I find it infinitely beautiful that politically progressive Latino community activists in LA have been able to carve out so many accessible spaces where we can put our hard earned money directly into the hands of the people who have created the gifts I will take home to family in Texas. That spaces such as IMIX Bookstore in Eagle Rock, Trópico de Nopal Gallery and even a little gallery in Boyle Heights can exist and perhaps even thrive a little in an era when war is big business and more mass profit for the corporate raiders and financial captains of the global conglomerates is ample testimony of our survival instinct and the creative spirit that drives so many of those among us who resist. And in the spirit of resistance, I ventured out as far as Hollywood to see José Montoya, a original member of the Royal Chicano Airforce, read his poetry. Su hijo Richard Montoya de Culture Clash and Mario Rocha rounded out a slate of Chicano literary muscle. Termine cansado but still managed to make it back to Boyle Heights to congratulate the always pugnacious and plucky playwright/screenwriter Josefina López and the folks who put together BHLIFE (Boyle Heights Latina International Film Extravaganza). Mi admiración por su trabajo noble en el corazón de un barrio netamente angelino. If your free tonight, come to Self Help Graphics for a reading in celebration of Guadalupe-Tonantzín. Voy estrenar mi primer librito en 10 años, a self-published chapbook titled "Hija de Guadalupe."

Thursday, December 6, 2007

Bienvenidos a Guadalupe Central

Got an email from Daniel Hernández, periodista poca madre who's in Mexico City writing his book (dig his pictures of El Chopo posted today). He wondered what prompted my playful schoolyard tackle of Yepez. Perhaps I was as estridente as the columnist likes to think, but in the ironic interest of furthering the cultural critic's scattershop argument, I'll defer to my good friend Adolfo Guzmán López, radio reporter at KPCC-FM in LA and a founding member of the Taco Shop Poets. And I'll also gleefully encourage everyone to see La Virgen de Guadalupe: Diosa Inantzin, a musical play directed by José Luís Valenzuela, which previews for free at the downtown Our Lady of the Angels Cathedral before opening for a formal run at the New Los Angeles Theater Center next week.

Los Angeles is transformed this weekend into an awe-inspiring outpouring of faith that happens just as fanatically in Mexico City as it does here. In 1995, I wrote about doing danza azteca in el D.F. To me, she was bigger than the Rolling Stones. While they had merch tables, she had merch islands. Beyond the virtual explosion of mercados navideños all over town including the print sale at La Mano Press, more of last week's pachanga y arte magic at Frank Romero's studios, witness as well the Just Holiday Marketplace at SAJE (Strategic Action for a Just Economy) near USC. Catch any and all of your favorite community artisan and craftspeople at any one of these festive gatherings. Avoid the malls at all costs!

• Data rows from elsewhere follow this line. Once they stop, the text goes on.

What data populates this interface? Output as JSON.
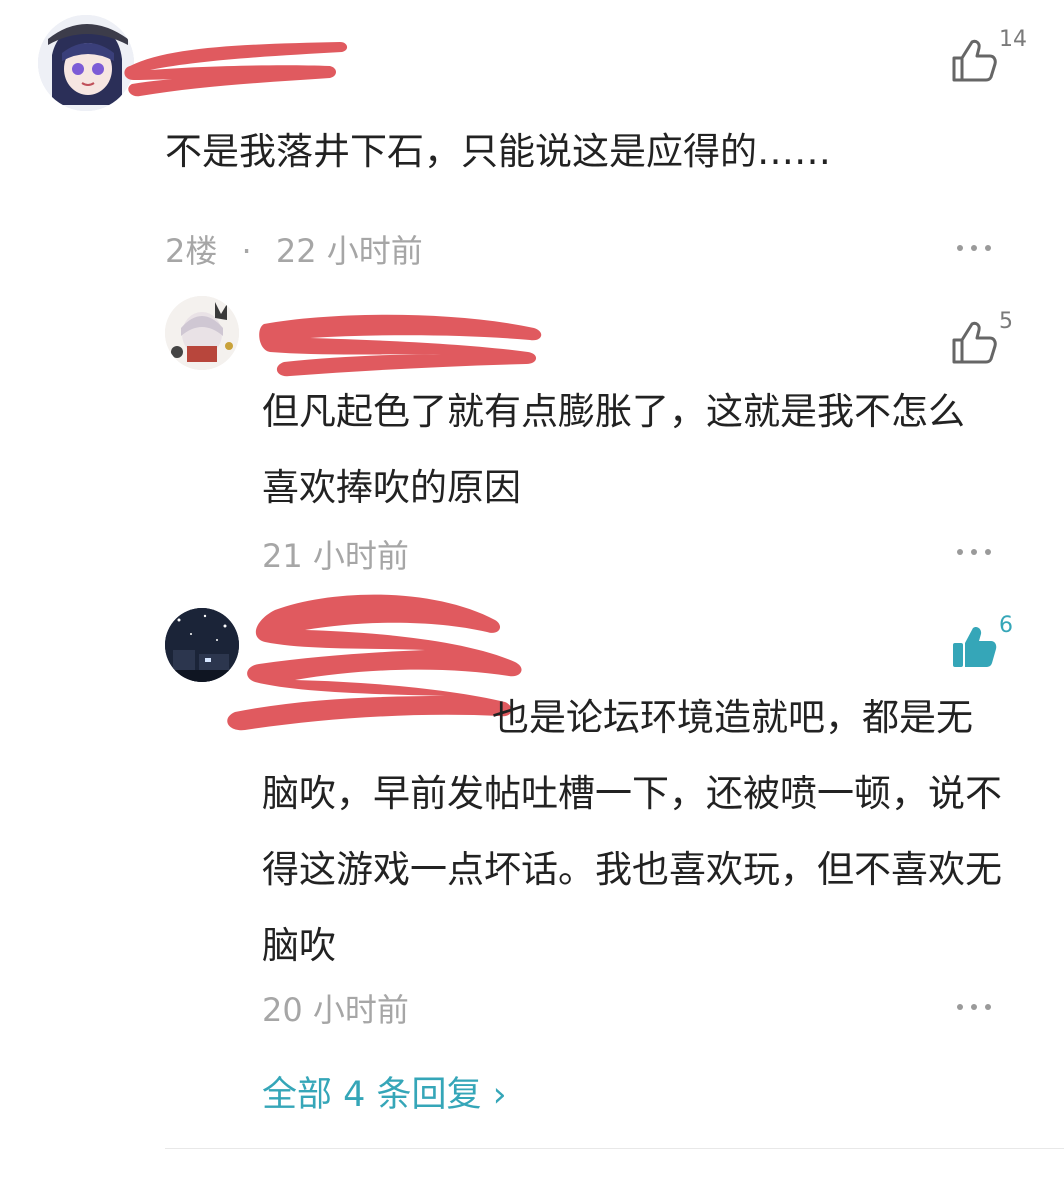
{
  "comments": [
    {
      "content": "不是我落井下石，只能说这是应得的……",
      "floor": "2楼",
      "separator": "·",
      "time": "22 小时前",
      "likes": "14",
      "liked": false
    },
    {
      "content": "但凡起色了就有点膨胀了，这就是我不怎么喜欢捧吹的原因",
      "time": "21 小时前",
      "likes": "5",
      "liked": false
    },
    {
      "content": "也是论坛环境造就吧，都是无脑吹，早前发帖吐槽一下，还被喷一顿，说不得这游戏一点坏话。我也喜欢玩，但不喜欢无脑吹",
      "time": "20 小时前",
      "likes": "6",
      "liked": true
    }
  ],
  "view_all_replies": "全部 4 条回复 ›",
  "colors": {
    "accent": "#35a6b8",
    "redaction": "#e05a5f",
    "meta": "#a6a6a6"
  },
  "icons": [
    "thumbs-up-outline-icon",
    "thumbs-up-filled-icon",
    "more-dots-icon",
    "chevron-right-icon"
  ]
}
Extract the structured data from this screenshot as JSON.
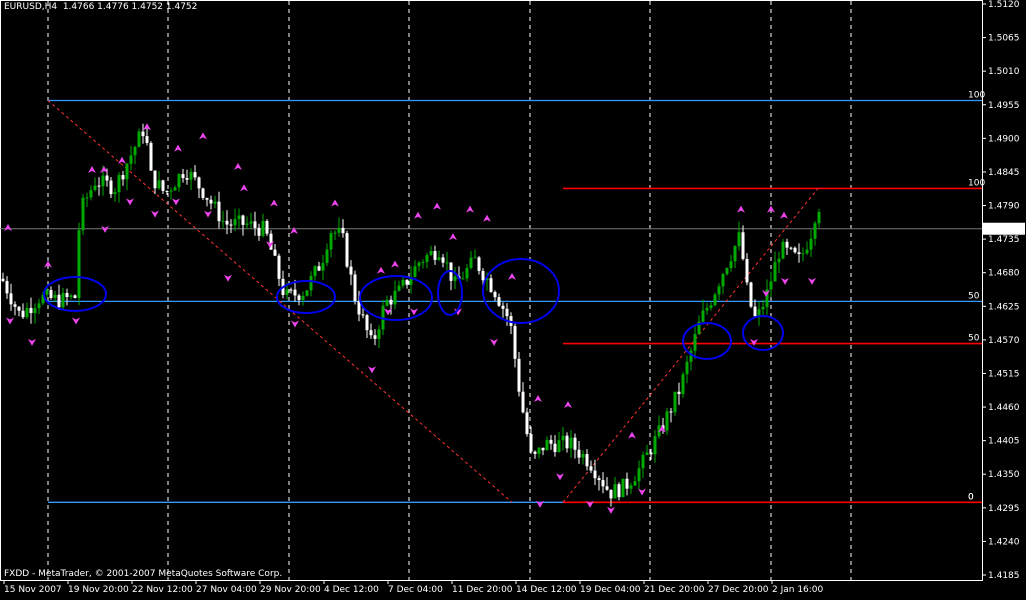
{
  "header": {
    "symbol_info": "EURUSD,H4  1.4766 1.4776 1.4752 1.4752"
  },
  "footer": {
    "copyright": "FXDD - MetaTrader, © 2001-2007 MetaQuotes Software Corp."
  },
  "chart_data": {
    "type": "candlestick",
    "symbol": "EURUSD",
    "timeframe": "H4",
    "ohlc_header": {
      "open": 1.4766,
      "high": 1.4776,
      "low": 1.4752,
      "close": 1.4752
    },
    "current_price": "1.4752",
    "y_ticks": [
      "1.5120",
      "1.5065",
      "1.5010",
      "1.4955",
      "1.4900",
      "1.4845",
      "1.4790",
      "1.4735",
      "1.4680",
      "1.4625",
      "1.4570",
      "1.4515",
      "1.4460",
      "1.4405",
      "1.4350",
      "1.4295",
      "1.4240",
      "1.4185"
    ],
    "ylim": [
      1.4185,
      1.512
    ],
    "x_ticks": [
      "15 Nov 2007",
      "19 Nov 20:00",
      "22 Nov 12:00",
      "27 Nov 04:00",
      "29 Nov 20:00",
      "4 Dec 12:00",
      "7 Dec 04:00",
      "11 Dec 20:00",
      "14 Dec 12:00",
      "19 Dec 04:00",
      "21 Dec 20:00",
      "27 Dec 20:00",
      "2 Jan 16:00"
    ],
    "grid": "vertical-dashed",
    "fibo_blue": {
      "levels": [
        {
          "label": "100",
          "price": 1.4962
        },
        {
          "label": "50",
          "price": 1.4633
        },
        {
          "label": "0",
          "price": 1.4304
        }
      ]
    },
    "fibo_red": {
      "levels": [
        {
          "label": "100",
          "price": 1.4818
        },
        {
          "label": "50",
          "price": 1.4564
        },
        {
          "label": "0",
          "price": 1.4304
        }
      ]
    },
    "colors": {
      "background": "#000000",
      "bull": "#00aa00",
      "bear": "#ffffff",
      "fibo_blue": "#3399ff",
      "fibo_red": "#ff0000",
      "fractal": "#ee44ee",
      "ellipse": "#0000ee",
      "grid": "#ffffff",
      "price_label_bg": "#ffffff"
    },
    "annotations": "blue ellipses highlighting retests of the 50% levels; magenta fractal arrows above/below swing bars"
  }
}
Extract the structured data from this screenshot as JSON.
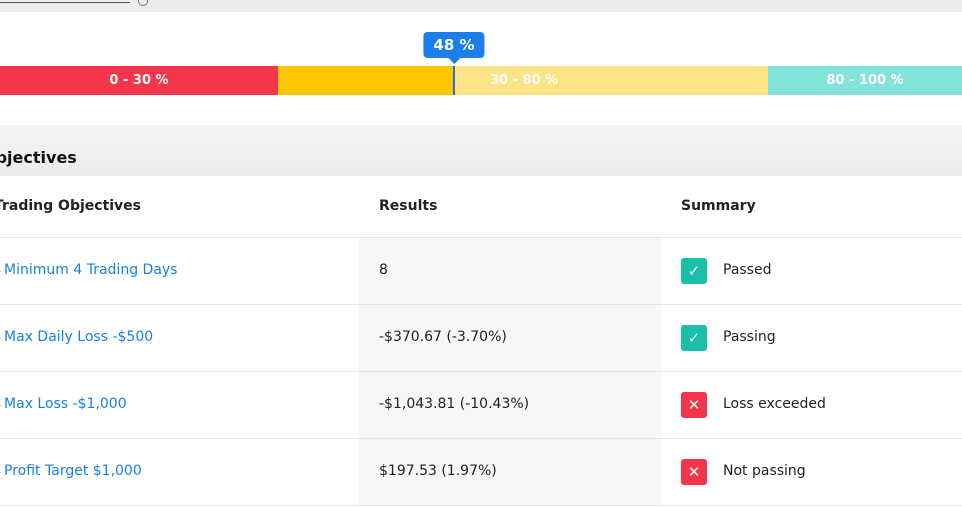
{
  "progress": {
    "value_percent": 48,
    "tooltip_label": "48 %",
    "segments": [
      {
        "label": "0 - 30 %",
        "color": "#f4364c"
      },
      {
        "label": "",
        "color": "#fec600"
      },
      {
        "label": "30 - 80 %",
        "color": "#fee484"
      },
      {
        "label": "80 - 100 %",
        "color": "#83e3d9"
      }
    ]
  },
  "objectives": {
    "section_title": "Objectives",
    "columns": {
      "objective": "Trading Objectives",
      "results": "Results",
      "summary": "Summary"
    },
    "rows": [
      {
        "objective": "Minimum 4 Trading Days",
        "result": "8",
        "summary": "Passed",
        "status": "pass",
        "icon": "check-icon"
      },
      {
        "objective": "Max Daily Loss -$500",
        "result": "-$370.67 (-3.70%)",
        "summary": "Passing",
        "status": "pass",
        "icon": "check-icon"
      },
      {
        "objective": "Max Loss -$1,000",
        "result": "-$1,043.81 (-10.43%)",
        "summary": "Loss exceeded",
        "status": "fail",
        "icon": "cross-icon"
      },
      {
        "objective": "Profit Target $1,000",
        "result": "$197.53 (1.97%)",
        "summary": "Not passing",
        "status": "fail",
        "icon": "cross-icon"
      }
    ]
  },
  "colors": {
    "accent_blue": "#1a7fe8",
    "pass_green": "#19bfa8",
    "fail_red": "#f4364c"
  }
}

In the self congratulatory category: my article on Fidel Rodriguez and Divine Forces Radio appears now in New Angeles Monthly. He's a solid red road brother, and like most of the gente más chida I've gotten to know in Los, is an honorary child of maestros such as Luís Rodríguez, José Montoya (also being honored with a tribute at the LA Theater Center this Sunday), raúlrsalínas and maestras such as Angela de Hoyos, Gloria Alvarez, Cherrie Moraga and Lorna Dee Cervantes, all activist writers and media artists who were and continue to be comprometidos con la comunidad. If that makes me a neo-cristero nacionalist who adores Che as Christ, pues, que con gusto, guey!